Reviewed by Steve Martin
The triumph of discovering the top quark at Fermilab was inversely proportional to its surprise value.
Theory told us it was there, and how it would behave. We knew we would find it--knew we HAD to find it--and many of us delighted in having an explanation ready when curious, non-physicist friends asked the question they thought would stump us before the discovery.
"So, let's see if I've got this straight," their challenge might begin. "People at Fermilab are smashing protons and antiprotons together to try to make top quarks. Nobody has ever seen one of these top quarks, and yet you say you are absolutely sure they exist. Why?"
The best answer lies in the symmetries of the equations of the Standard Model of elementary particles and forces, the foundation of modern particle physics. One particular symmetry, called "weak isospin," requires that some equations don't change if the symbol used to represent each particle is exchanged with one belonging to a partner particle. The up and down quarks are partners of each other; so are the strange and charm quarks. Every quark must have its own partner, or the mathematics of the Standard Model would fall apart. The Standard Model was so well-tested in many other ways that this was inconceivable. Thus, the undiscovered partner of the bottom quark, the top quark, simply HAD to exist.
This was hardly the first time that a symmetry had insisted on predicting a new particle. In one of the earliest examples, Dirac used the relativistic symmetries of space and time to make the stunning prediction that the electron must have a partner.
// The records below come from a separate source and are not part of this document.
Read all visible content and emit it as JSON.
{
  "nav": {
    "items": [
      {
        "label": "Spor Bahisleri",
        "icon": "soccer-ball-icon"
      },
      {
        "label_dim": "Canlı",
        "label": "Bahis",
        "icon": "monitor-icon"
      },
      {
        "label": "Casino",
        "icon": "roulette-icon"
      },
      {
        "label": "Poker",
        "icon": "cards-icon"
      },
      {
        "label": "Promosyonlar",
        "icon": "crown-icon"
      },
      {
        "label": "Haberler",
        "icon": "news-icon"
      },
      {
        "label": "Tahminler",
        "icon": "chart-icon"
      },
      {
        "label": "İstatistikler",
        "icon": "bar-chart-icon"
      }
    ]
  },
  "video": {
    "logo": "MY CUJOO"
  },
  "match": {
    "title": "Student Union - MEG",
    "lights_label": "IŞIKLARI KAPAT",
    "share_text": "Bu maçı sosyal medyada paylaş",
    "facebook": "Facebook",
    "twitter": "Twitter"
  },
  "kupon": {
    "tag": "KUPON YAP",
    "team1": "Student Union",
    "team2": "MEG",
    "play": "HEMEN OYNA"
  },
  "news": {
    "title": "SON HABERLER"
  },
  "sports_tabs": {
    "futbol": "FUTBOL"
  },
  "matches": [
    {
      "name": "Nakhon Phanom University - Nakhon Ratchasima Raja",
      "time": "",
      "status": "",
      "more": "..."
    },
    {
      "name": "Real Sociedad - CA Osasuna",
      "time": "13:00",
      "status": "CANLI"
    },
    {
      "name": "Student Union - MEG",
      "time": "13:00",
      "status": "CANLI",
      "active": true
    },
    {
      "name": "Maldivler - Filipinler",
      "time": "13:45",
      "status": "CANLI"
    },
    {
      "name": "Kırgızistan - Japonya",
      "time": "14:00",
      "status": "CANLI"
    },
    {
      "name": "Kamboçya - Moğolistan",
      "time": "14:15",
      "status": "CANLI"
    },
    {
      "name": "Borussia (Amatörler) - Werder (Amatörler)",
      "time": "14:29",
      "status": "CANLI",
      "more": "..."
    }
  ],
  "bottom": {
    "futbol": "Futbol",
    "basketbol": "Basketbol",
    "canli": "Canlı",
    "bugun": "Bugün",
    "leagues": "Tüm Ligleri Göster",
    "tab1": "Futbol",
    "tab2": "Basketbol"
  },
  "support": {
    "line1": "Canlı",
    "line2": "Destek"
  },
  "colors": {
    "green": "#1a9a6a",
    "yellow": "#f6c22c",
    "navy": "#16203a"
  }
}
The positron was soon discovered.
In his new book "Supersymmetry," University of Michigan physics professor Gordon Kane uses these examples and other arguments to show how we might anticipate the next great discoveries. In clear language aimed at a wide audience, he explains what supersymmetry is, why many particle physicists believe in it, how to look for it, and what a successful hunt might bring home.
Supersymmetry is a particularly ambitious cousin of the known symmetries. Like weak isospin, it predicts that every fundamental particle has a new partner, called a superpartner. The revolutionary, or "super," part is that the superpartners must carry different amounts of spin. No other symmetry dares to do such a thing, because particles with different spins don't seem to behave much like each other.
Circumstantial evidence yields the only clues to superpartners, and not all particle physicists are convinced they exist, as they were about the top quark. Still, as Kane explains, "Supersymmetry is now a sufficiently mature area, and sufficiently close to confirmation... that a wider understanding of its content and implications is both possible and worthwhile." And he illustrates why many particle theorists have fallen in love with supersymmetry as the preferred pathway beyond the Standard Model.
Kane reviews the Standard Model with special attention to puzzles that point towards supersymmetryˇincluding the Higgs boson, postulated as the source of mass, the next great quest for particle physicists. He explains that the tiny length scales at which a Higgs boson would be important are actually huge compared to the length scales where gravity produces strong quantum effects. Without supersymmetry, this appears to be very odd; these two important length scales are hard to separate in the equations. With supersymmetry, pairs of superpartners can easily conspire to allow the two length scales to be as different as they indeed are.
All the superpartner particles ("sparticles") are introduced next, with such whimsical-sounding names as squark, slepton, photino, and Wino ("Wee-no"). Using easy-to-understand diagrams, Kane offers a guide to some of their habits and personalities. There is a specific, but not technical, discussion of how we expect supersymmetric particles to be produced in colliders, and how the results of their decays are detected. Kane clearly explains how to tell the resulting events apart from those produced by known particles. Not surprisingly, Fermilab plays a central role here, and Kane strongly makes the point that this is a great place to discover superpartners, if they exist. Kane even extends an invitation to visit Fermilab, complete with photographs. Kane also argues eloquently for the value of future projects and the necessity of funding them.
What will we learn if supersymmetry is found? Among other possibilities, Kane proposes supersymmetry as a solution to the dark matter problem. He is not afraid to point out that supersymmetry provokes some challenges of its own. He argues, however, that discovering sparticles may help us to get at what he calls the "primary theory." This is an insightful (and sensible) term for what others have called the "theory of everything" (slightly grandiose, considering it doesn't address the behavior of complex systems) or the "final theory" (unnecessarily bleak). While tests of a primary theory will be possible, it isn't so clear that anything like decisive tests will be forthcoming, so I found this part of the book to be especially provocative.
For nearly two decades, Kane has been an enthusiastic advocate for taking sparticles seriously in experimental physics, not always a popular position. For the first ten years or so after its proposal in the early 1970's, supersymmetry was widely regarded as a theoretical plaything. Kane recalls those days when theory research funds were granted (to others) with a strict condition that they NOT be spent on investigating supersymmetry.
Whether or not supersymmetry wins final vindication within the decade to come, Kane's book will remain a readable and fascinating account of how physicists make educated guesses and test them.
|last modified 4/28/2000 email Fermilab|